--- DATA FOR PROCESSING Enclosed Below ---

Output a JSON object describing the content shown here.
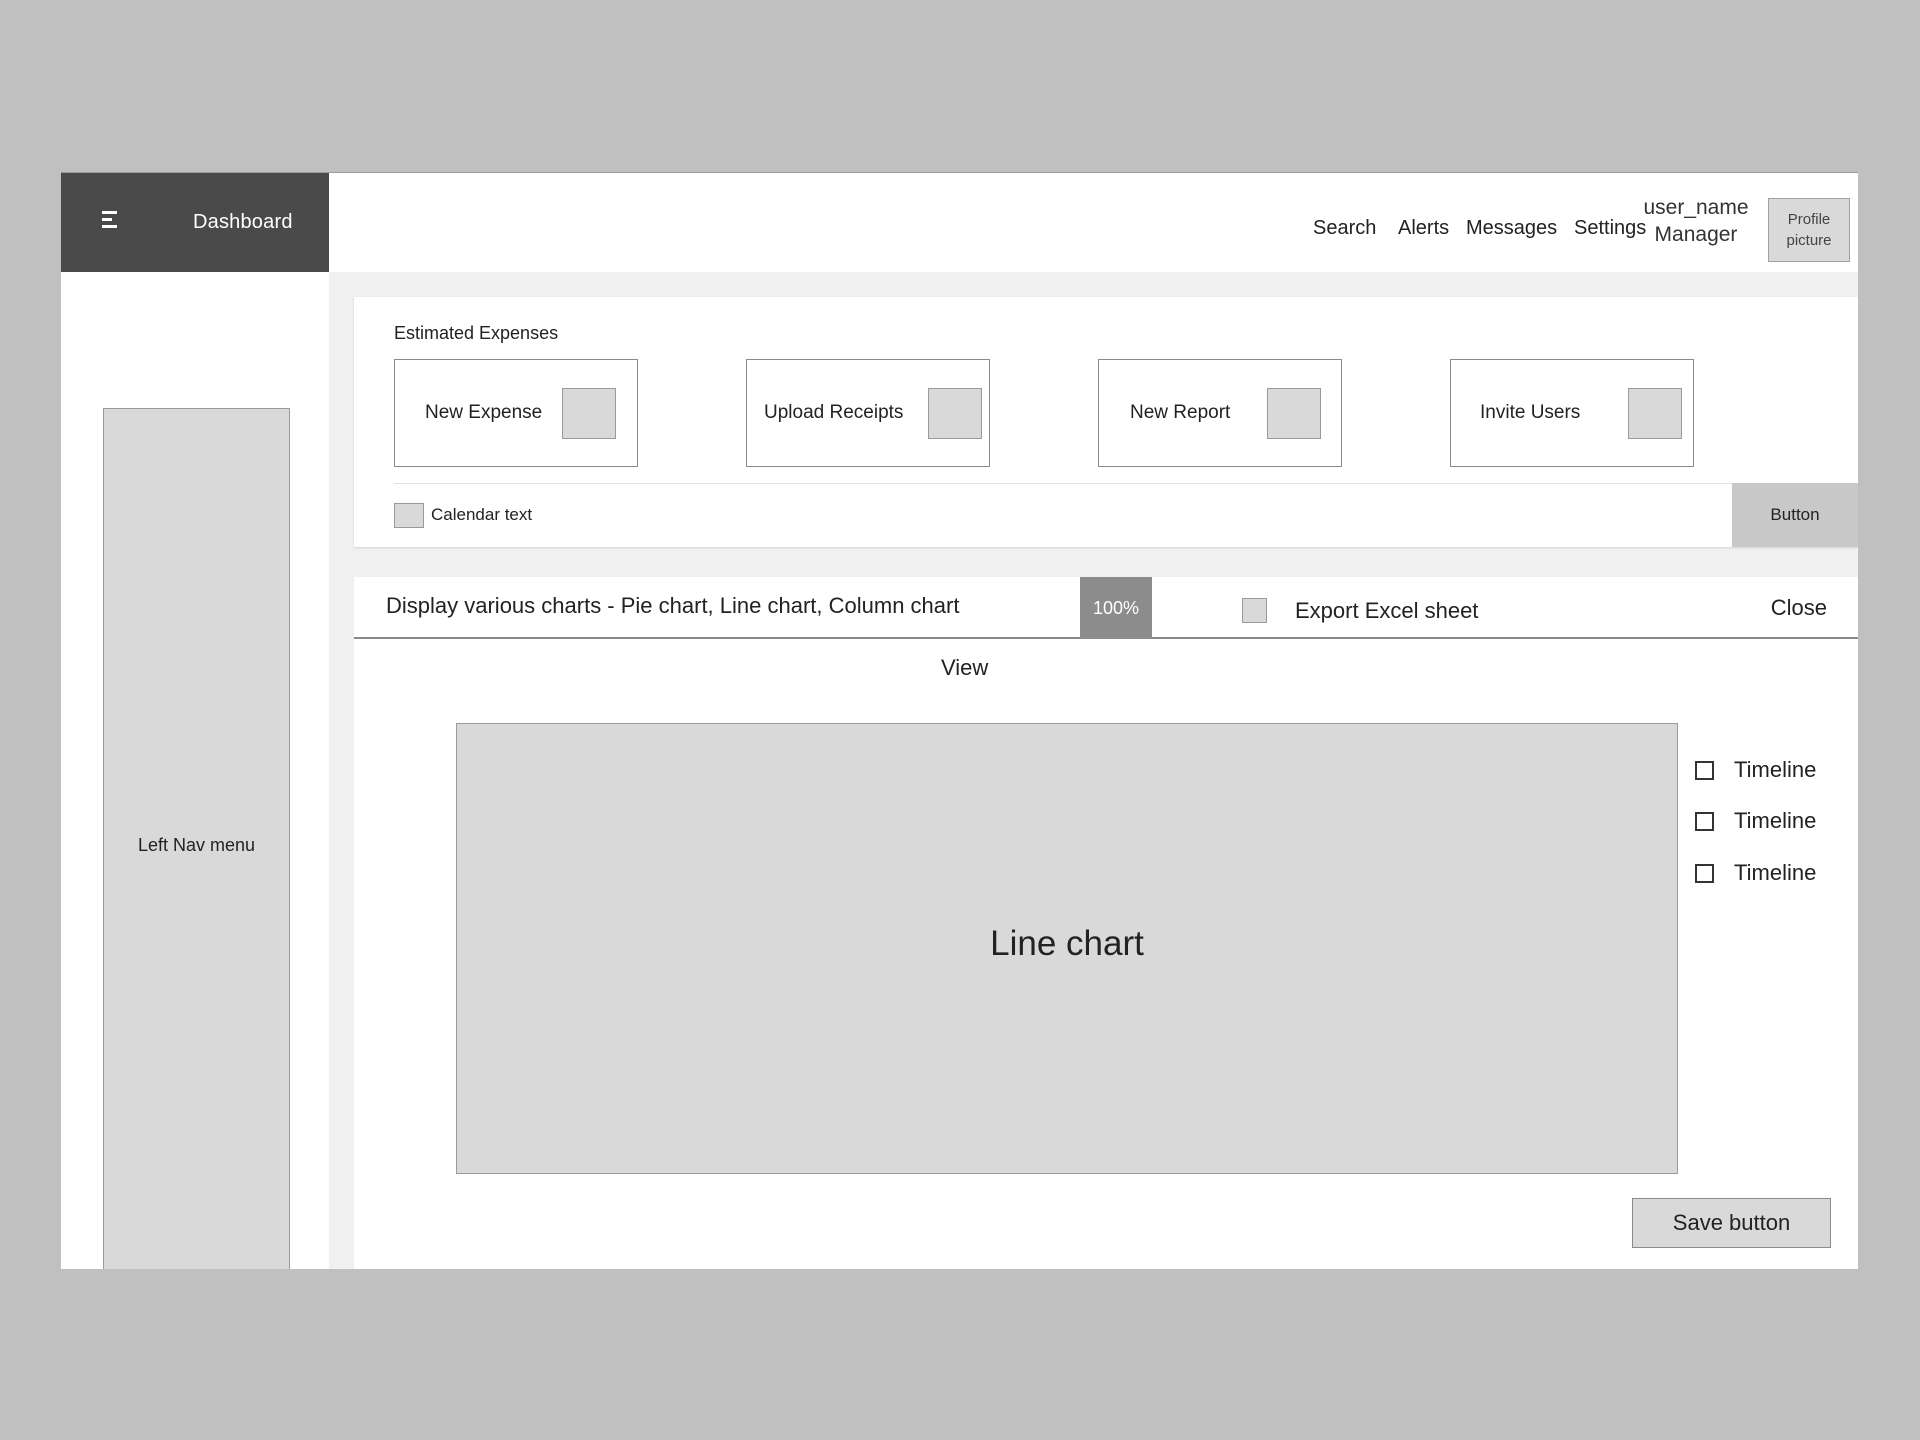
{
  "brand": {
    "title": "Dashboard",
    "menu_icon": "hamburger-menu-icon"
  },
  "header": {
    "nav": [
      "Search",
      "Alerts",
      "Messages",
      "Settings"
    ],
    "user_name": "user_name",
    "user_role": "Manager",
    "profile_line1": "Profile",
    "profile_line2": "picture"
  },
  "left_nav": {
    "label": "Left Nav menu"
  },
  "expenses": {
    "title": "Estimated Expenses",
    "actions": [
      "New Expense",
      "Upload Receipts",
      "New Report",
      "Invite Users"
    ],
    "calendar_text": "Calendar text",
    "button_label": "Button"
  },
  "charts": {
    "toolbar_title": "Display various charts - Pie chart, Line chart, Column chart",
    "zoom": "100%",
    "export_label": "Export Excel sheet",
    "close_label": "Close",
    "view_label": "View",
    "chart_placeholder": "Line chart",
    "legend": [
      "Timeline",
      "Timeline",
      "Timeline"
    ],
    "save_label": "Save button"
  },
  "colors": {
    "background": "#c0c0c0",
    "brand": "#4a4a4a",
    "placeholder": "#d9d9d9",
    "zoom_badge": "#8c8c8c"
  }
}
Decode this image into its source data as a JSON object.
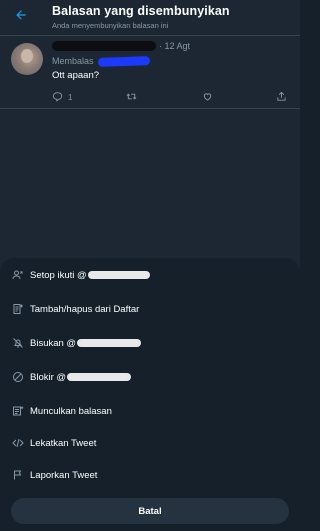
{
  "header": {
    "title": "Balasan yang disembunyikan",
    "subtitle": "Anda menyembunyikan balasan ini",
    "back_icon": "arrow-left-icon"
  },
  "tweet": {
    "date": "· 12 Agt",
    "replying_label": "Membalas",
    "text": "Ott apaan?",
    "reply_count": "1",
    "icons": [
      "reply-icon",
      "retweet-icon",
      "like-icon",
      "share-icon"
    ]
  },
  "menu": {
    "items": [
      {
        "label": "Setop ikuti @",
        "icon": "unfollow-icon",
        "redacted": true
      },
      {
        "label": "Tambah/hapus dari Daftar",
        "icon": "list-add-icon",
        "redacted": false
      },
      {
        "label": "Bisukan @",
        "icon": "mute-icon",
        "redacted": true
      },
      {
        "label": "Blokir @",
        "icon": "block-icon",
        "redacted": true
      },
      {
        "label": "Munculkan balasan",
        "icon": "unhide-reply-icon",
        "redacted": false
      },
      {
        "label": "Lekatkan Tweet",
        "icon": "embed-code-icon",
        "redacted": false
      },
      {
        "label": "Laporkan Tweet",
        "icon": "report-flag-icon",
        "redacted": false
      }
    ],
    "cancel_label": "Batal"
  },
  "colors": {
    "background": "#1c2733",
    "sheet": "#15202b",
    "accent": "#1da1f2",
    "secondary_text": "#8899a6",
    "divider": "#38444d",
    "button": "#253341"
  }
}
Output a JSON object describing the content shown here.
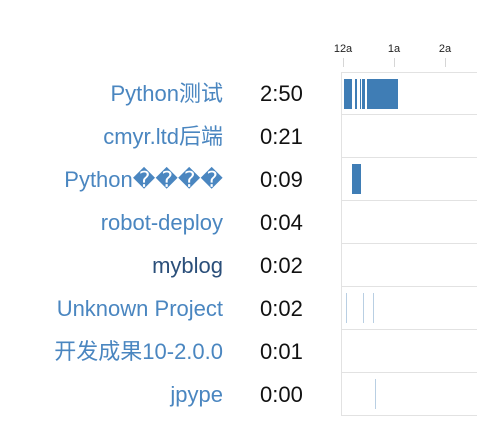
{
  "axis": {
    "ticks": [
      {
        "label": "12a",
        "hour": 0
      },
      {
        "label": "1a",
        "hour": 1
      },
      {
        "label": "2a",
        "hour": 2
      }
    ]
  },
  "colors": {
    "link": "#4a86c0",
    "link_visited": "#2b4f7a",
    "text": "#111111",
    "bar": "#3f7db5",
    "bar_faint": "#b9cfe3",
    "grid": "#e2e2e2"
  },
  "projects": [
    {
      "name": "Python测试",
      "duration": "2:50",
      "style": "link",
      "segments": [
        {
          "start": 0.0,
          "end": 0.16
        },
        {
          "start": 0.21,
          "end": 0.26
        },
        {
          "start": 0.31,
          "end": 0.33
        },
        {
          "start": 0.36,
          "end": 0.42
        },
        {
          "start": 0.46,
          "end": 1.06
        }
      ]
    },
    {
      "name": "cmyr.ltd后端",
      "duration": "0:21",
      "style": "link",
      "segments": []
    },
    {
      "name": "Python����",
      "duration": "0:09",
      "style": "link",
      "segments": [
        {
          "start": 0.16,
          "end": 0.33
        }
      ]
    },
    {
      "name": "robot-deploy",
      "duration": "0:04",
      "style": "link",
      "segments": []
    },
    {
      "name": "myblog",
      "duration": "0:02",
      "style": "link_visited",
      "segments": []
    },
    {
      "name": "Unknown Project",
      "duration": "0:02",
      "style": "link",
      "segments": [
        {
          "start": 0.03,
          "end": 0.05,
          "faint": true
        },
        {
          "start": 0.38,
          "end": 0.4,
          "faint": true
        },
        {
          "start": 0.56,
          "end": 0.58,
          "faint": true
        }
      ]
    },
    {
      "name": "开发成果10-2.0.0",
      "duration": "0:01",
      "style": "link",
      "segments": []
    },
    {
      "name": "jpype",
      "duration": "0:00",
      "style": "link",
      "segments": [
        {
          "start": 0.61,
          "end": 0.63,
          "faint": true
        }
      ]
    }
  ]
}
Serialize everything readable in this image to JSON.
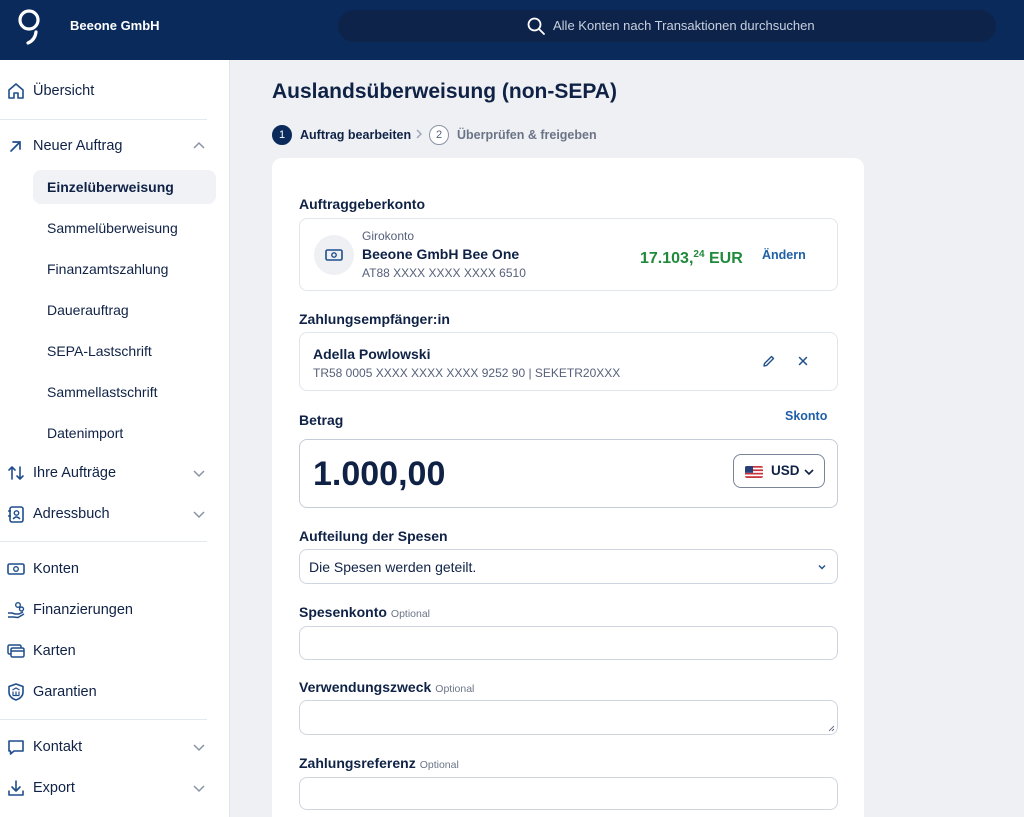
{
  "header": {
    "company": "Beeone GmbH",
    "search_placeholder": "Alle Konten nach Transaktionen durchsuchen"
  },
  "sidebar": {
    "overview": "Übersicht",
    "new_order": "Neuer Auftrag",
    "sub_items": [
      "Einzelüberweisung",
      "Sammelüberweisung",
      "Finanzamtszahlung",
      "Dauerauftrag",
      "SEPA-Lastschrift",
      "Sammellastschrift",
      "Datenimport"
    ],
    "active_sub": "Einzelüberweisung",
    "orders": "Ihre Aufträge",
    "address_book": "Adressbuch",
    "accounts": "Konten",
    "financing": "Finanzierungen",
    "cards": "Karten",
    "guarantees": "Garantien",
    "contact": "Kontakt",
    "export": "Export"
  },
  "page": {
    "title": "Auslandsüberweisung (non-SEPA)",
    "steps": [
      {
        "num": "1",
        "label": "Auftrag bearbeiten",
        "active": true
      },
      {
        "num": "2",
        "label": "Überprüfen & freigeben",
        "active": false
      }
    ]
  },
  "form": {
    "payer_label": "Auftraggeberkonto",
    "payer": {
      "type": "Girokonto",
      "name": "Beeone GmbH Bee One",
      "iban": "AT88 XXXX XXXX XXXX 6510",
      "balance_main": "17.103,",
      "balance_cents": "24",
      "balance_currency": " EUR",
      "change_label": "Ändern"
    },
    "recipient_label": "Zahlungsempfänger:in",
    "recipient": {
      "name": "Adella Powlowski",
      "details": "TR58 0005 XXXX XXXX XXXX 9252 90 | SEKETR20XXX"
    },
    "amount_label": "Betrag",
    "skonto_label": "Skonto",
    "amount_value": "1.000,00",
    "currency": "USD",
    "fees_label": "Aufteilung der Spesen",
    "fees_value": "Die Spesen werden geteilt.",
    "fee_account_label": "Spesenkonto",
    "purpose_label": "Verwendungszweck",
    "reference_label": "Zahlungsreferenz",
    "optional": "Optional"
  },
  "colors": {
    "header_bg": "#0b2a5c",
    "balance": "#1f8a3c",
    "link": "#1f5fa8"
  }
}
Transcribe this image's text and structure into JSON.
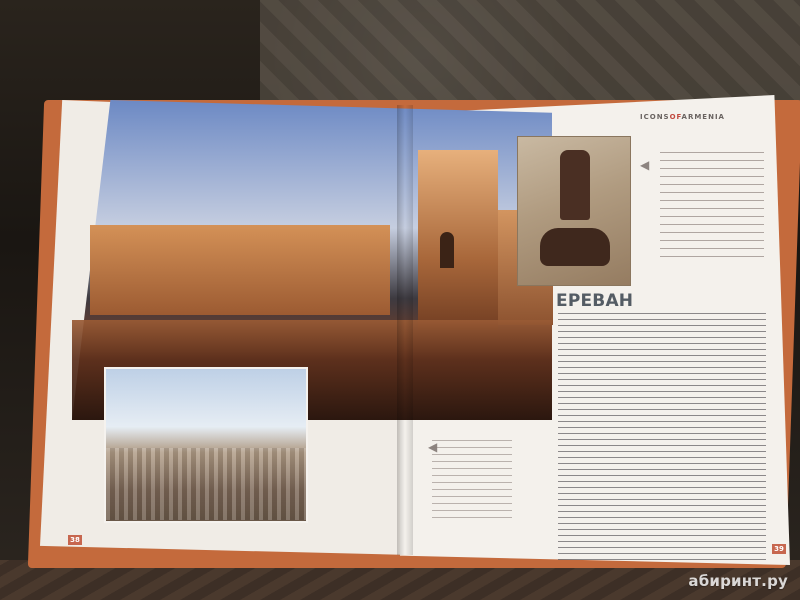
{
  "header": {
    "prefix": "ICONS",
    "connector": "OF",
    "suffix": "ARMENIA",
    "accent_color": "#c24a3f"
  },
  "article": {
    "title": "ЕРЕВАН"
  },
  "page_numbers": {
    "left": "38",
    "right": "39"
  },
  "watermark": {
    "text": "абиринт.ру"
  }
}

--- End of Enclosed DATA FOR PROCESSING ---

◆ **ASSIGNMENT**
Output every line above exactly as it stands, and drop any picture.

◆ **RESPONSE AREA**
Output a JSON object describing the content shown here.
{
  "brand": {
    "title": "Dashboard",
    "menu_icon": "hamburger-menu-icon"
  },
  "header": {
    "nav": [
      "Search",
      "Alerts",
      "Messages",
      "Settings"
    ],
    "user_name": "user_name",
    "user_role": "Manager",
    "profile_line1": "Profile",
    "profile_line2": "picture"
  },
  "left_nav": {
    "label": "Left Nav menu"
  },
  "expenses": {
    "title": "Estimated Expenses",
    "actions": [
      "New Expense",
      "Upload Receipts",
      "New Report",
      "Invite Users"
    ],
    "calendar_text": "Calendar text",
    "button_label": "Button"
  },
  "charts": {
    "toolbar_title": "Display various charts - Pie chart, Line chart, Column chart",
    "zoom": "100%",
    "export_label": "Export Excel sheet",
    "close_label": "Close",
    "view_label": "View",
    "chart_placeholder": "Line chart",
    "legend": [
      "Timeline",
      "Timeline",
      "Timeline"
    ],
    "save_label": "Save button"
  },
  "colors": {
    "background": "#c0c0c0",
    "brand": "#4a4a4a",
    "placeholder": "#d9d9d9",
    "zoom_badge": "#8c8c8c"
  }
}
Decode this image into its source data as a JSON object.
{
  "header": {
    "title": "Balasan yang disembunyikan",
    "subtitle": "Anda menyembunyikan balasan ini",
    "back_icon": "arrow-left-icon"
  },
  "tweet": {
    "date": "· 12 Agt",
    "replying_label": "Membalas",
    "text": "Ott apaan?",
    "reply_count": "1",
    "icons": [
      "reply-icon",
      "retweet-icon",
      "like-icon",
      "share-icon"
    ]
  },
  "menu": {
    "items": [
      {
        "label": "Setop ikuti @",
        "icon": "unfollow-icon",
        "redacted": true
      },
      {
        "label": "Tambah/hapus dari Daftar",
        "icon": "list-add-icon",
        "redacted": false
      },
      {
        "label": "Bisukan @",
        "icon": "mute-icon",
        "redacted": true
      },
      {
        "label": "Blokir @",
        "icon": "block-icon",
        "redacted": true
      },
      {
        "label": "Munculkan balasan",
        "icon": "unhide-reply-icon",
        "redacted": false
      },
      {
        "label": "Lekatkan Tweet",
        "icon": "embed-code-icon",
        "redacted": false
      },
      {
        "label": "Laporkan Tweet",
        "icon": "report-flag-icon",
        "redacted": false
      }
    ],
    "cancel_label": "Batal"
  },
  "colors": {
    "background": "#1c2733",
    "sheet": "#15202b",
    "accent": "#1da1f2",
    "secondary_text": "#8899a6",
    "divider": "#38444d",
    "button": "#253341"
  }
}
Output a JSON object describing the content shown here.
{
  "axis": {
    "ticks": [
      {
        "label": "12a",
        "hour": 0
      },
      {
        "label": "1a",
        "hour": 1
      },
      {
        "label": "2a",
        "hour": 2
      }
    ]
  },
  "colors": {
    "link": "#4a86c0",
    "link_visited": "#2b4f7a",
    "text": "#111111",
    "bar": "#3f7db5",
    "bar_faint": "#b9cfe3",
    "grid": "#e2e2e2"
  },
  "projects": [
    {
      "name": "Python测试",
      "duration": "2:50",
      "style": "link",
      "segments": [
        {
          "start": 0.0,
          "end": 0.16
        },
        {
          "start": 0.21,
          "end": 0.26
        },
        {
          "start": 0.31,
          "end": 0.33
        },
        {
          "start": 0.36,
          "end": 0.42
        },
        {
          "start": 0.46,
          "end": 1.06
        }
      ]
    },
    {
      "name": "cmyr.ltd后端",
      "duration": "0:21",
      "style": "link",
      "segments": []
    },
    {
      "name": "Python����",
      "duration": "0:09",
      "style": "link",
      "segments": [
        {
          "start": 0.16,
          "end": 0.33
        }
      ]
    },
    {
      "name": "robot-deploy",
      "duration": "0:04",
      "style": "link",
      "segments": []
    },
    {
      "name": "myblog",
      "duration": "0:02",
      "style": "link_visited",
      "segments": []
    },
    {
      "name": "Unknown Project",
      "duration": "0:02",
      "style": "link",
      "segments": [
        {
          "start": 0.03,
          "end": 0.05,
          "faint": true
        },
        {
          "start": 0.38,
          "end": 0.4,
          "faint": true
        },
        {
          "start": 0.56,
          "end": 0.58,
          "faint": true
        }
      ]
    },
    {
      "name": "开发成果10-2.0.0",
      "duration": "0:01",
      "style": "link",
      "segments": []
    },
    {
      "name": "jpype",
      "duration": "0:00",
      "style": "link",
      "segments": [
        {
          "start": 0.61,
          "end": 0.63,
          "faint": true
        }
      ]
    }
  ]
}
Serialize everything readable in this image to JSON.
{
  "header": {
    "company": "Beeone GmbH",
    "search_placeholder": "Alle Konten nach Transaktionen durchsuchen"
  },
  "sidebar": {
    "overview": "Übersicht",
    "new_order": "Neuer Auftrag",
    "sub_items": [
      "Einzelüberweisung",
      "Sammelüberweisung",
      "Finanzamtszahlung",
      "Dauerauftrag",
      "SEPA-Lastschrift",
      "Sammellastschrift",
      "Datenimport"
    ],
    "active_sub": "Einzelüberweisung",
    "orders": "Ihre Aufträge",
    "address_book": "Adressbuch",
    "accounts": "Konten",
    "financing": "Finanzierungen",
    "cards": "Karten",
    "guarantees": "Garantien",
    "contact": "Kontakt",
    "export": "Export"
  },
  "page": {
    "title": "Auslandsüberweisung (non-SEPA)",
    "steps": [
      {
        "num": "1",
        "label": "Auftrag bearbeiten",
        "active": true
      },
      {
        "num": "2",
        "label": "Überprüfen & freigeben",
        "active": false
      }
    ]
  },
  "form": {
    "payer_label": "Auftraggeberkonto",
    "payer": {
      "type": "Girokonto",
      "name": "Beeone GmbH Bee One",
      "iban": "AT88 XXXX XXXX XXXX 6510",
      "balance_main": "17.103,",
      "balance_cents": "24",
      "balance_currency": " EUR",
      "change_label": "Ändern"
    },
    "recipient_label": "Zahlungsempfänger:in",
    "recipient": {
      "name": "Adella Powlowski",
      "details": "TR58 0005 XXXX XXXX XXXX 9252 90 | SEKETR20XXX"
    },
    "amount_label": "Betrag",
    "skonto_label": "Skonto",
    "amount_value": "1.000,00",
    "currency": "USD",
    "fees_label": "Aufteilung der Spesen",
    "fees_value": "Die Spesen werden geteilt.",
    "fee_account_label": "Spesenkonto",
    "purpose_label": "Verwendungszweck",
    "reference_label": "Zahlungsreferenz",
    "optional": "Optional"
  },
  "colors": {
    "header_bg": "#0b2a5c",
    "balance": "#1f8a3c",
    "link": "#1f5fa8"
  }
}
Transcribe this image's text and structure into JSON.
{
  "header": {
    "prefix": "ICONS",
    "connector": "OF",
    "suffix": "ARMENIA",
    "accent_color": "#c24a3f"
  },
  "article": {
    "title": "ЕРЕВАН"
  },
  "page_numbers": {
    "left": "38",
    "right": "39"
  },
  "watermark": {
    "text": "абиринт.ру"
  }
}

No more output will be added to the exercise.